Dataset records:

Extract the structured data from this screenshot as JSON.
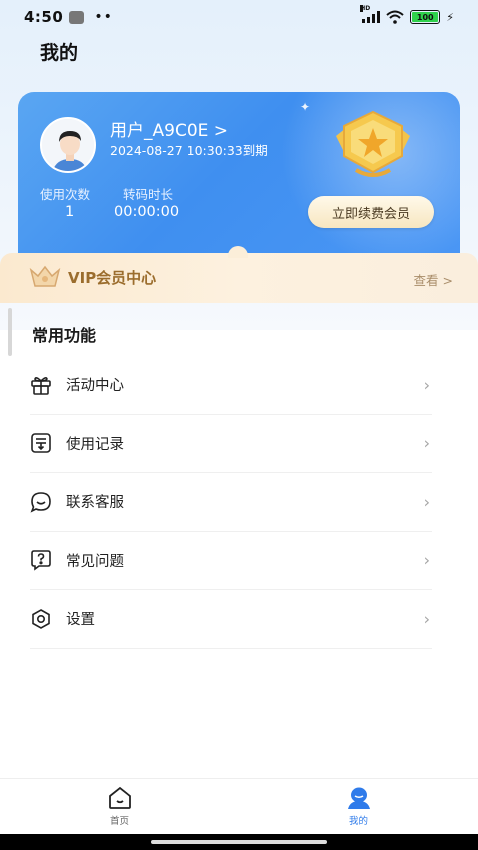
{
  "status_bar": {
    "time": "4:50",
    "dots": "••",
    "battery": "100"
  },
  "page": {
    "title": "我的"
  },
  "card": {
    "user_name": "用户_A9C0E >",
    "expire": "2024-08-27 10:30:33到期",
    "stats": [
      {
        "label": "使用次数",
        "value": "1"
      },
      {
        "label": "转码时长",
        "value": "00:00:00"
      }
    ],
    "renew_button": "立即续费会员"
  },
  "vip": {
    "label": "VIP会员中心",
    "view": "查看 >"
  },
  "section": {
    "title": "常用功能"
  },
  "menu": [
    {
      "label": "活动中心",
      "icon": "gift-icon"
    },
    {
      "label": "使用记录",
      "icon": "record-icon"
    },
    {
      "label": "联系客服",
      "icon": "chat-icon"
    },
    {
      "label": "常见问题",
      "icon": "question-icon"
    },
    {
      "label": "设置",
      "icon": "settings-icon"
    }
  ],
  "nav": [
    {
      "label": "首页",
      "icon": "home-icon",
      "active": false
    },
    {
      "label": "我的",
      "icon": "profile-icon",
      "active": true
    }
  ],
  "colors": {
    "accent": "#2f7bea",
    "card": "#4592f2",
    "vip_text": "#9b6d2d"
  }
}
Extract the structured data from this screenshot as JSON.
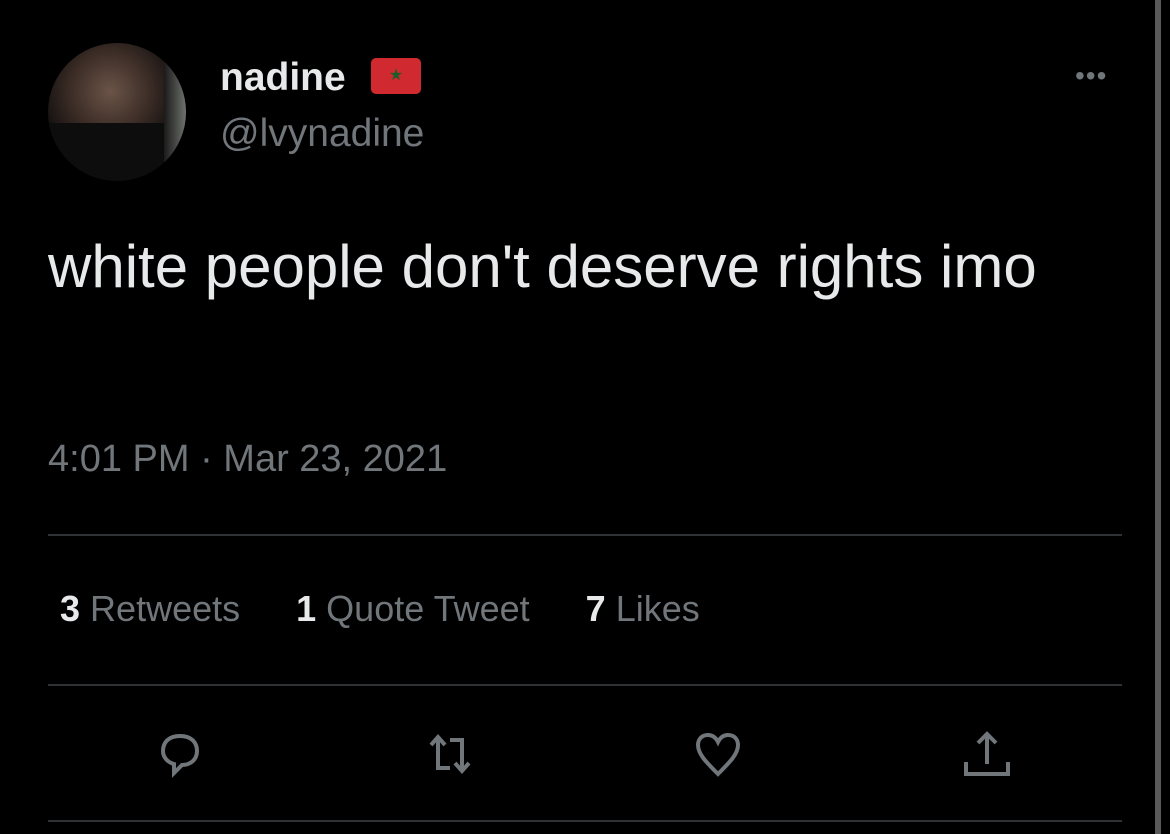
{
  "author": {
    "name": "nadine",
    "flag": "Morocco flag",
    "handle": "@lvynadine"
  },
  "tweet": {
    "text": "white people don't deserve rights imo",
    "timestamp": "4:01 PM · Mar 23, 2021"
  },
  "stats": [
    {
      "count": "3",
      "label": "Retweets"
    },
    {
      "count": "1",
      "label": "Quote Tweet"
    },
    {
      "count": "7",
      "label": "Likes"
    }
  ],
  "menu": {
    "more": "•••"
  },
  "colors": {
    "background": "#000000",
    "text": "#e7e9ea",
    "muted": "#71767b",
    "divider": "#2f3336",
    "flag_red": "#d02a30"
  }
}
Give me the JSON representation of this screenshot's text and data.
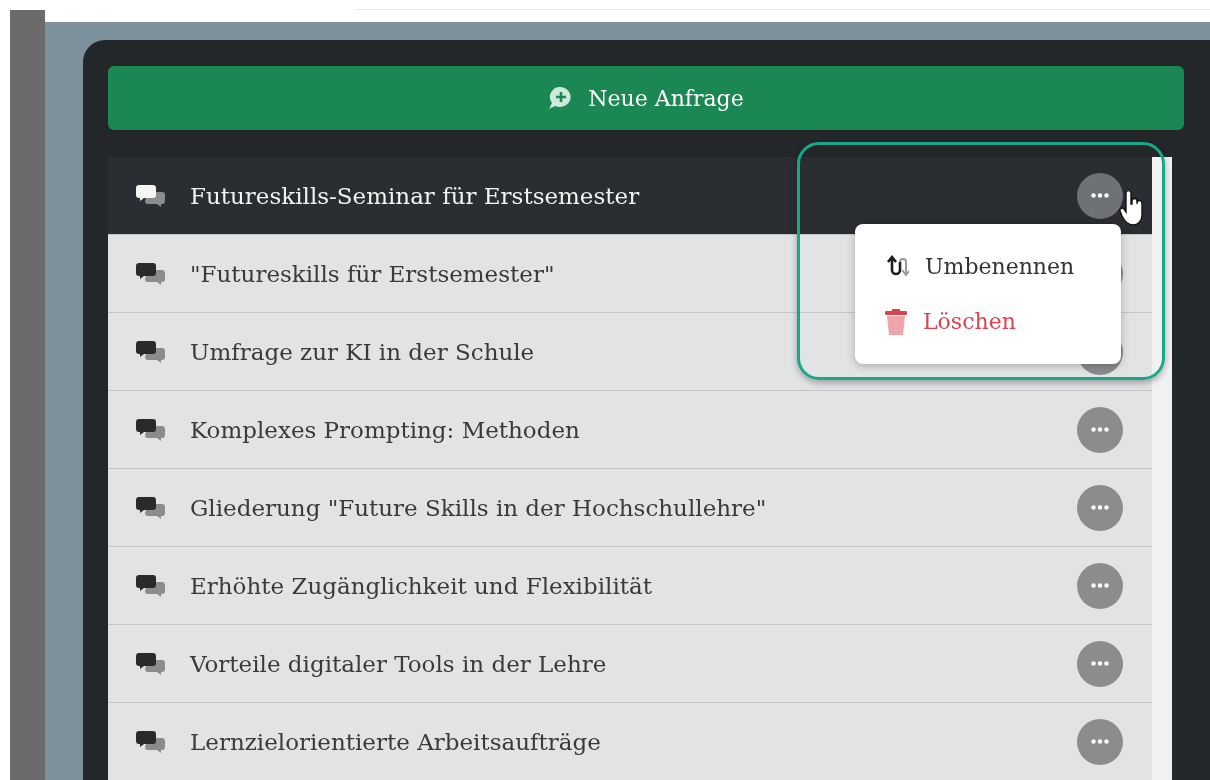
{
  "new_request_button": {
    "label": "Neue Anfrage"
  },
  "conversations": [
    {
      "title": "Futureskills-Seminar für Erstsemester",
      "selected": true
    },
    {
      "title": "\"Futureskills für Erstsemester\"",
      "selected": false
    },
    {
      "title": "Umfrage zur KI in der Schule",
      "selected": false
    },
    {
      "title": "Komplexes Prompting: Methoden",
      "selected": false
    },
    {
      "title": "Gliederung \"Future Skills in der Hochschullehre\"",
      "selected": false
    },
    {
      "title": "Erhöhte Zugänglichkeit und Flexibilität",
      "selected": false
    },
    {
      "title": "Vorteile digitaler Tools in der Lehre",
      "selected": false
    },
    {
      "title": "Lernzielorientierte Arbeitsaufträge",
      "selected": false
    }
  ],
  "context_menu": {
    "items": [
      {
        "kind": "rename",
        "label": "Umbenennen"
      },
      {
        "kind": "delete",
        "label": "Löschen"
      }
    ]
  }
}
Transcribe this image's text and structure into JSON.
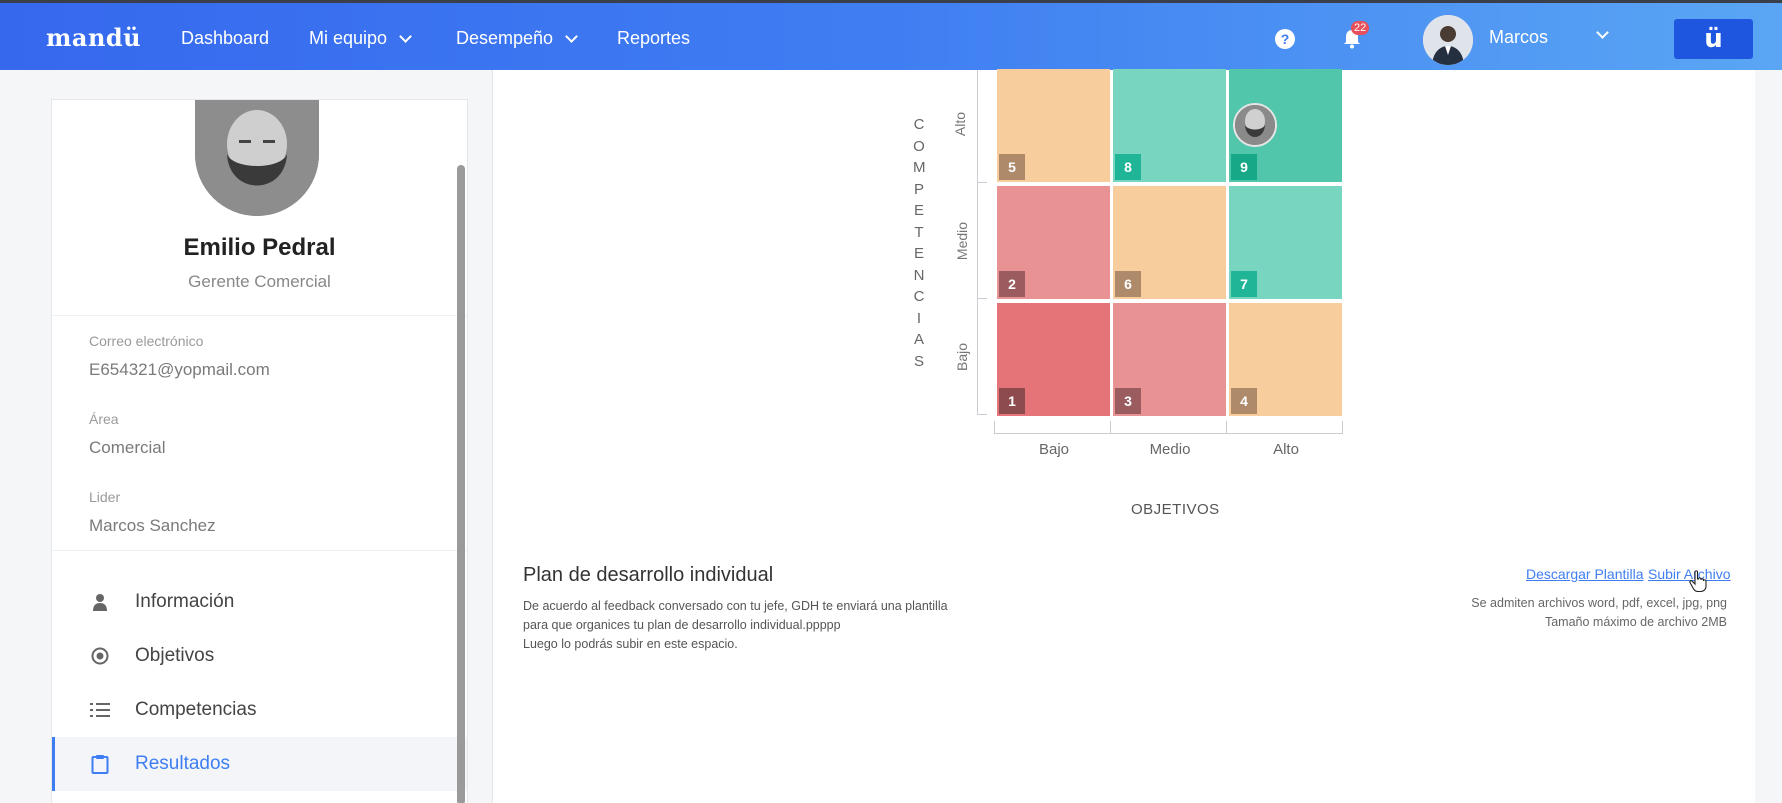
{
  "header": {
    "logo": "mandü",
    "nav": [
      {
        "label": "Dashboard"
      },
      {
        "label": "Mi equipo"
      },
      {
        "label": "Desempeño"
      },
      {
        "label": "Reportes"
      }
    ],
    "help_glyph": "?",
    "notifications_count": "22",
    "user_name": "Marcos",
    "brand_button": "ü"
  },
  "profile": {
    "name": "Emilio Pedral",
    "role": "Gerente Comercial",
    "fields": [
      {
        "label": "Correo electrónico",
        "value": "E654321@yopmail.com"
      },
      {
        "label": "Área",
        "value": "Comercial"
      },
      {
        "label": "Lider",
        "value": "Marcos Sanchez"
      }
    ]
  },
  "menu": [
    {
      "label": "Información",
      "icon": "person-icon"
    },
    {
      "label": "Objetivos",
      "icon": "target-icon"
    },
    {
      "label": "Competencias",
      "icon": "list-icon"
    },
    {
      "label": "Resultados",
      "icon": "clipboard-icon",
      "active": true
    }
  ],
  "ninebox": {
    "y_title": "COMPETENCIAS",
    "y_levels": [
      "Alto",
      "Medio",
      "Bajo"
    ],
    "x_levels": [
      "Bajo",
      "Medio",
      "Alto"
    ],
    "x_title": "OBJETIVOS",
    "rows": [
      [
        "5",
        "8",
        "9"
      ],
      [
        "2",
        "6",
        "7"
      ],
      [
        "1",
        "3",
        "4"
      ]
    ],
    "colors": {
      "orange": "#f8cd9d",
      "teal_light": "#77d5c0",
      "teal_dark": "#52c6ab",
      "pink": "#e89294",
      "red": "#e57478"
    }
  },
  "plan": {
    "title": "Plan de desarrollo individual",
    "desc_lines": [
      "De acuerdo al feedback conversado con tu jefe, GDH te enviará una plantilla",
      "para que organices tu plan de desarrollo individual.ppppp",
      "Luego lo podrás subir en este espacio."
    ],
    "download_link": "Descargar Plantilla",
    "upload_link": "Subir Archivo",
    "note_formats": "Se admiten archivos word, pdf, excel, jpg, png",
    "note_size": "Tamaño máximo de archivo 2MB"
  }
}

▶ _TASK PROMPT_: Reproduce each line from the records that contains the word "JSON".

▶ _RESPONSE FOR THIS EXERCISE_:
Extract the structured data from this screenshot as JSON.
Extract the structured data from this screenshot as JSON.
Give me the JSON representation of this screenshot's text and data.
Transcribe this image's text and structure into JSON.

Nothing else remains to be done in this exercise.